Breaking a four month string of declines, new home sales jumped 26.9% in March for the best improvement in a single month in forty-seven years. Sales were up in every region of the U.S. but were particularly strong in the South where sales of new homes increased by 43.5%. The report on new home sales followed closely on the heels of a stronger than expected report on existing home sales which showed a 6.8% increase in March. The seasonally adjusted annual rate of 5.35 million units reflected in the numbers represented a 16.1% increase over existing home sales in March of 2009. Analysts credit most of the surge in home sales to the first-time homebuyer tax credit as buyers rush to get in under the deadline.

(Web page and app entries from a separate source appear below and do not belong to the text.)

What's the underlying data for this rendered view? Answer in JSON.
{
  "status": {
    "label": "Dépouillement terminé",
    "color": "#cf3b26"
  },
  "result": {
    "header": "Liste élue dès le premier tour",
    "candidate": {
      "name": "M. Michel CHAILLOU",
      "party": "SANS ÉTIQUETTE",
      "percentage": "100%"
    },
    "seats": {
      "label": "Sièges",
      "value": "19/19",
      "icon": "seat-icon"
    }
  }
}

Mortgage rates remain at historically low levels but have subject to increased market volatility of late with the benchmark thirty-year, fixed rate bounding between 5.125% and 5.375%. After touching 4% two weeks ago the yield on the ten-year Treasury note now stands at 3.76% which explains the quarter percent swing. While many are forecasting higher rates ahead, it is looking increasingly unlikely that we will not see a significant increase in rates in the next two quarters and possibly not until 2011. With the end of the homebuyer tax credit and other Federal stimulus measures drawing to an end, some economists point to a possible double-dip recession if employment growth and home sales cannot continue to improve on their own. Until the double-dipper theorists are proven wrong, I expect the Federal Reserve to keep interest rates extremely accommodative in the short-run.